--- DATA RECORDS ---

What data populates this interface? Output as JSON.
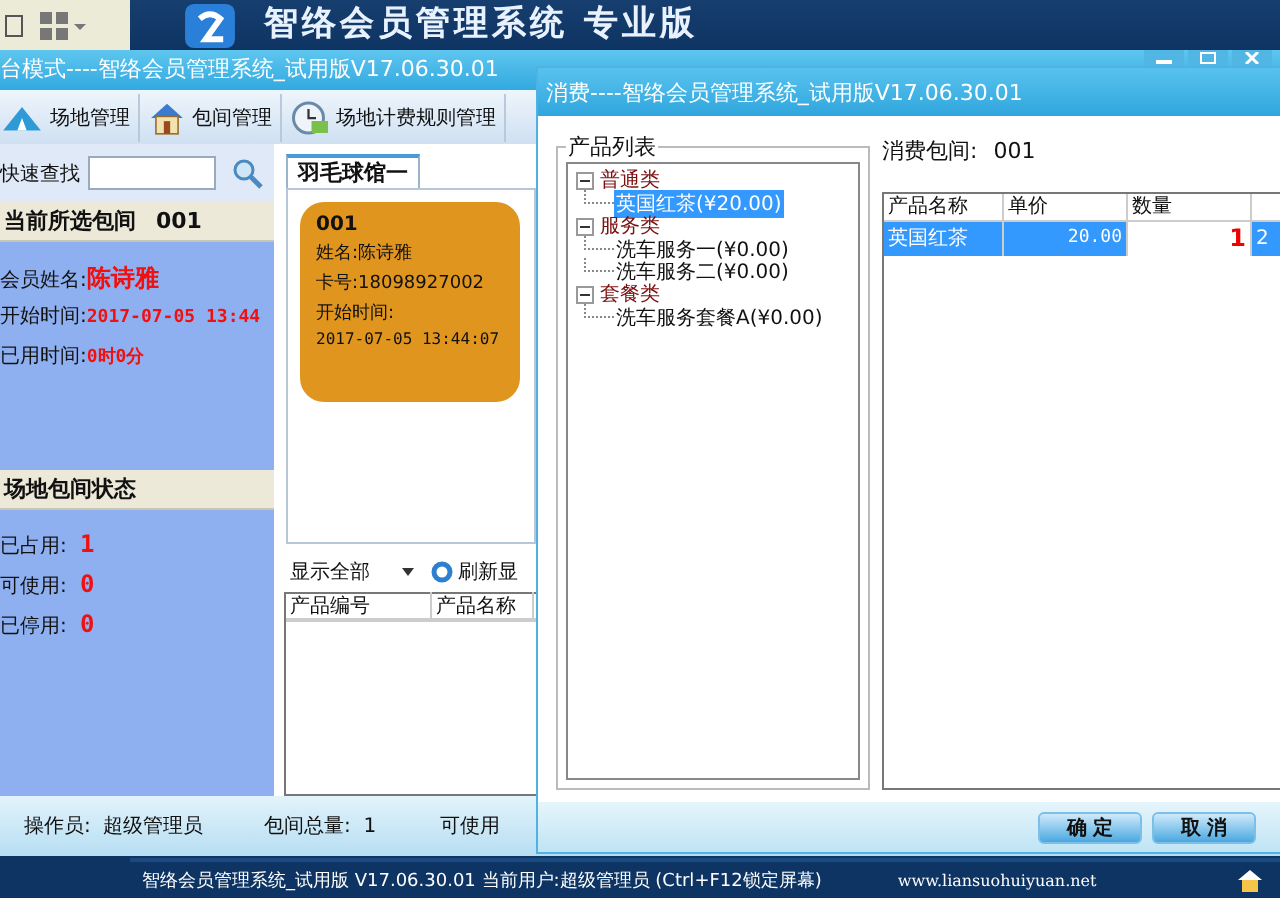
{
  "desktop": {
    "banner_title": "智络会员管理系统 专业版",
    "status_text": "智络会员管理系统_试用版 V17.06.30.01 当前用户:超级管理员 (Ctrl+F12锁定屏幕)",
    "website": "www.liansuohuiyuan.net"
  },
  "main_window": {
    "title": "台模式----智络会员管理系统_试用版V17.06.30.01",
    "toolbar": [
      {
        "label": "场地管理",
        "kind": "tent"
      },
      {
        "label": "包间管理",
        "kind": "house"
      },
      {
        "label": "场地计费规则管理",
        "kind": "clock"
      }
    ],
    "quick_search": {
      "label": "快速查找"
    },
    "current_room": {
      "title": "当前所选包间",
      "room": "001",
      "fields": [
        {
          "label": "会员姓名:",
          "value": "陈诗雅"
        },
        {
          "label": "开始时间:",
          "value": "2017-07-05 13:44"
        },
        {
          "label": "已用时间:",
          "value": "0时0分"
        }
      ]
    },
    "room_status": {
      "title": "场地包间状态",
      "fields": [
        {
          "label": "已占用:",
          "value": "1"
        },
        {
          "label": "可使用:",
          "value": "0"
        },
        {
          "label": "已停用:",
          "value": "0"
        }
      ]
    },
    "tabs": [
      {
        "label": "羽毛球馆一",
        "selected": true
      }
    ],
    "room_cards": [
      {
        "number": "001",
        "lines": [
          "姓名:陈诗雅",
          "卡号:18098927002",
          "开始时间:",
          "2017-07-05 13:44:07"
        ]
      }
    ],
    "filter": {
      "value": "显示全部"
    },
    "refresh_button": "刷新显",
    "product_table": {
      "columns": [
        "产品编号",
        "产品名称"
      ]
    },
    "status_bar": [
      {
        "label": "操作员:",
        "value": "超级管理员"
      },
      {
        "label": "包间总量:",
        "value": "1"
      },
      {
        "label": "可使用"
      }
    ]
  },
  "dialog": {
    "title": "消费----智络会员管理系统_试用版V17.06.30.01",
    "product_list": {
      "title": "产品列表",
      "tree": [
        {
          "label": "普通类",
          "expanded": true,
          "selected": false,
          "children": [
            {
              "label": "英国红茶(¥20.00)",
              "selected": true
            }
          ]
        },
        {
          "label": "服务类",
          "expanded": true,
          "selected": false,
          "children": [
            {
              "label": "洗车服务一(¥0.00)",
              "selected": false
            },
            {
              "label": "洗车服务二(¥0.00)",
              "selected": false
            }
          ]
        },
        {
          "label": "套餐类",
          "expanded": true,
          "selected": false,
          "children": [
            {
              "label": "洗车服务套餐A(¥0.00)",
              "selected": false
            }
          ]
        }
      ]
    },
    "room_label": "消费包间:",
    "room": "001",
    "grid": {
      "columns": [
        "产品名称",
        "单价",
        "数量"
      ],
      "rows": [
        {
          "cells": [
            "英国红茶",
            "20.00",
            "1",
            "2"
          ],
          "selected": true
        }
      ]
    },
    "buttons": [
      "确 定",
      "取 消"
    ]
  }
}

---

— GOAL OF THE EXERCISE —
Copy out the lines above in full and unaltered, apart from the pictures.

— ANSWER SECTION —
What data populates this interface? Output as JSON.
{
  "desktop": {
    "banner_title": "智络会员管理系统 专业版",
    "status_text": "智络会员管理系统_试用版 V17.06.30.01 当前用户:超级管理员 (Ctrl+F12锁定屏幕)",
    "website": "www.liansuohuiyuan.net"
  },
  "main_window": {
    "title": "台模式----智络会员管理系统_试用版V17.06.30.01",
    "toolbar": [
      {
        "label": "场地管理",
        "kind": "tent"
      },
      {
        "label": "包间管理",
        "kind": "house"
      },
      {
        "label": "场地计费规则管理",
        "kind": "clock"
      }
    ],
    "quick_search": {
      "label": "快速查找"
    },
    "current_room": {
      "title": "当前所选包间",
      "room": "001",
      "fields": [
        {
          "label": "会员姓名:",
          "value": "陈诗雅"
        },
        {
          "label": "开始时间:",
          "value": "2017-07-05 13:44"
        },
        {
          "label": "已用时间:",
          "value": "0时0分"
        }
      ]
    },
    "room_status": {
      "title": "场地包间状态",
      "fields": [
        {
          "label": "已占用:",
          "value": "1"
        },
        {
          "label": "可使用:",
          "value": "0"
        },
        {
          "label": "已停用:",
          "value": "0"
        }
      ]
    },
    "tabs": [
      {
        "label": "羽毛球馆一",
        "selected": true
      }
    ],
    "room_cards": [
      {
        "number": "001",
        "lines": [
          "姓名:陈诗雅",
          "卡号:18098927002",
          "开始时间:",
          "2017-07-05 13:44:07"
        ]
      }
    ],
    "filter": {
      "value": "显示全部"
    },
    "refresh_button": "刷新显",
    "product_table": {
      "columns": [
        "产品编号",
        "产品名称"
      ]
    },
    "status_bar": [
      {
        "label": "操作员:",
        "value": "超级管理员"
      },
      {
        "label": "包间总量:",
        "value": "1"
      },
      {
        "label": "可使用"
      }
    ]
  },
  "dialog": {
    "title": "消费----智络会员管理系统_试用版V17.06.30.01",
    "product_list": {
      "title": "产品列表",
      "tree": [
        {
          "label": "普通类",
          "expanded": true,
          "selected": false,
          "children": [
            {
              "label": "英国红茶(¥20.00)",
              "selected": true
            }
          ]
        },
        {
          "label": "服务类",
          "expanded": true,
          "selected": false,
          "children": [
            {
              "label": "洗车服务一(¥0.00)",
              "selected": false
            },
            {
              "label": "洗车服务二(¥0.00)",
              "selected": false
            }
          ]
        },
        {
          "label": "套餐类",
          "expanded": true,
          "selected": false,
          "children": [
            {
              "label": "洗车服务套餐A(¥0.00)",
              "selected": false
            }
          ]
        }
      ]
    },
    "room_label": "消费包间:",
    "room": "001",
    "grid": {
      "columns": [
        "产品名称",
        "单价",
        "数量"
      ],
      "rows": [
        {
          "cells": [
            "英国红茶",
            "20.00",
            "1",
            "2"
          ],
          "selected": true
        }
      ]
    },
    "buttons": [
      "确 定",
      "取 消"
    ]
  }
}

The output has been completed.